I built a cell with a GFE-1 cathode pretreated with a 50% TMPhABr solution, used 16 layers of fiberglass separator (total cell height 0.53cm, total area 1.29cm2, volume 0.68mL), used a 3M ZnBr2 + 20% PEG-200 solution to minimize dendrites as much as a I could. I then tried to charge the cell to 30mAh, see what sort of efficiencies I could get. I used a current of 5mA since the 20% PEG content and highly loaded GFE-1 cathode both substantially increased the internal resistance of the device.
Given the results shown above, I was able to achieve an effective stored charge of 18.7mAh, which gives the cell an energy density of 43.76 Wh/L. This puts the battery above the values that are achieved for commercial Zinc-Bromine flow batteries (5.7–39 W·h/L). However not everything was as good as I thought, as the battery shorted during the second cycle due to the formation of Zinc dendrites. I was however very puzzled by the presence of Zinc dendrites at a 20% PEG-200 concentration, so I decided to open up the battery and peel the layers to see what was going on.
As you can see in the image below, zinc dendrites form predominantly across the first 3 layers of fiberglass separator, which means that the PEG-200 was indeed effective at preventing dendrite formation from advancing too much through the battery (without PEG-200 you would see a significant presence of dendrites all the way to the cathode). However there were some Zinc dendrites forming predominantly close to the edge of the battery and these progressed all the way to the cathode material, although it is very hard to see their presence without magnification within the last couple of layers.
The fact that I am using a Zinc anode that is cut from a 0.2mm sheet with a perforator might have something to do with it, as the Zinc is bound to be extremely sharp at the edges – therefore high surface area – due to the cutting process.
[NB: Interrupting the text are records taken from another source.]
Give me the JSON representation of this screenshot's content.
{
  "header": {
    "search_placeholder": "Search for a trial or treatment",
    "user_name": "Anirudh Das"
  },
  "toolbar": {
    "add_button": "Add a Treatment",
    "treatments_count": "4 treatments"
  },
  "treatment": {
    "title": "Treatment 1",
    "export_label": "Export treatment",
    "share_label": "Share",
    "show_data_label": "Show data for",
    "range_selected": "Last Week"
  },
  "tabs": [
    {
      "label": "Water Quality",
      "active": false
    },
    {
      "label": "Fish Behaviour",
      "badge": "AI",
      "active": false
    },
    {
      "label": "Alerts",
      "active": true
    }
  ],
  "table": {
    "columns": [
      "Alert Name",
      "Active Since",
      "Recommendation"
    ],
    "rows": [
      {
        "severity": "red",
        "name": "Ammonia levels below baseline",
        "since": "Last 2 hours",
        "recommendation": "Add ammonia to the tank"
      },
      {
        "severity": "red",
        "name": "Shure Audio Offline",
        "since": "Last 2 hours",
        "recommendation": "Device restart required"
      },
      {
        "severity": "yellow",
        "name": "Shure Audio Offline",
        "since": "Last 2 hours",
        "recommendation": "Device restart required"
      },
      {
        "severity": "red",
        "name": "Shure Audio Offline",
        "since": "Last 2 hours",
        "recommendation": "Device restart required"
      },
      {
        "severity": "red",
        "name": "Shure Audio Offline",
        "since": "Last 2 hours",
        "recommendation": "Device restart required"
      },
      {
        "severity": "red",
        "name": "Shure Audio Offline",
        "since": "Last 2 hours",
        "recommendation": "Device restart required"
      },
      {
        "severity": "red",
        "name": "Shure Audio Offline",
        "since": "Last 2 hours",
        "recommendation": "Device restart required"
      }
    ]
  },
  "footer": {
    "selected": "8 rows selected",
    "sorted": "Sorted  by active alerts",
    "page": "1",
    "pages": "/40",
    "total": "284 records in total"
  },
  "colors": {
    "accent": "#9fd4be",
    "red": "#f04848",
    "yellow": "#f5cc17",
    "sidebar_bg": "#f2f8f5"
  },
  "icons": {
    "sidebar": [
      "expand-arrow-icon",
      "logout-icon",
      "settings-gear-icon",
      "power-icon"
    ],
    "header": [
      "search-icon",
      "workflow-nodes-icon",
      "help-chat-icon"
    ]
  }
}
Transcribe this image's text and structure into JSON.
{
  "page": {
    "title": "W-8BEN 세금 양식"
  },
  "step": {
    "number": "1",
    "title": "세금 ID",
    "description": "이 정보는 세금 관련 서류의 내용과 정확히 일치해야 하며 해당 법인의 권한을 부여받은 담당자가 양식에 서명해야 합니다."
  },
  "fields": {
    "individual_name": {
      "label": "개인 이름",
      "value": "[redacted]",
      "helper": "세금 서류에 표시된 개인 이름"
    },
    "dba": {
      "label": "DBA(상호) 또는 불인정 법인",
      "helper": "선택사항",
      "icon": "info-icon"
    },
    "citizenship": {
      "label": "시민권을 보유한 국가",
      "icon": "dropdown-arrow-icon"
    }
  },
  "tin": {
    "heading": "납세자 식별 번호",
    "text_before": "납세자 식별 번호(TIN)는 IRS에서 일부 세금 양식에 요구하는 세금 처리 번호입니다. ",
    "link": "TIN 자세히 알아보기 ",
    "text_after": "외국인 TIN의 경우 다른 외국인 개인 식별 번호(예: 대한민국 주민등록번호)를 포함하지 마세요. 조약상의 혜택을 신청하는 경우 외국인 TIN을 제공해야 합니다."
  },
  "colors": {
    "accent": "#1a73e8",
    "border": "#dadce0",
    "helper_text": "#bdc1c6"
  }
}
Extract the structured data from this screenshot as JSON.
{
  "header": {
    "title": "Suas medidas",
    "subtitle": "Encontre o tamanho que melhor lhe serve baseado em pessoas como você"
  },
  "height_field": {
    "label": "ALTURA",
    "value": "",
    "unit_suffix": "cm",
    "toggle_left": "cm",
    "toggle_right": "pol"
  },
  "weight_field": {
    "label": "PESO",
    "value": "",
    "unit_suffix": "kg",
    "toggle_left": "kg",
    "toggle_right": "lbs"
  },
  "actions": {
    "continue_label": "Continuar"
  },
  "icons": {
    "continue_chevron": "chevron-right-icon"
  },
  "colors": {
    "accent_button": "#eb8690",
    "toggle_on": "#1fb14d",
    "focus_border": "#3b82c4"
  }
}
This is the perfect spot for the formation of dendrites and – due to the smaller amount of electrolyte at these points – could easily lead to the formation of dendrites moving through the battery, which is what we have observed. This also happened at a point where the Zn anode was particularly sharply cut, which further reinforces this hypothesis.
In order to see if the Zinc anode and the way it’s cut has a lot to do with this fact I have decided to repeat the above experiment using the graphite electrode as anode – without the presence of any Zinc anode – which should show if zinc dendrites are able to form all the way to the cathode in the presence of large concentrations of PEG-200. If Zinc dendrites do not form in this case, I will move to the use of graphite for the anode material from now on.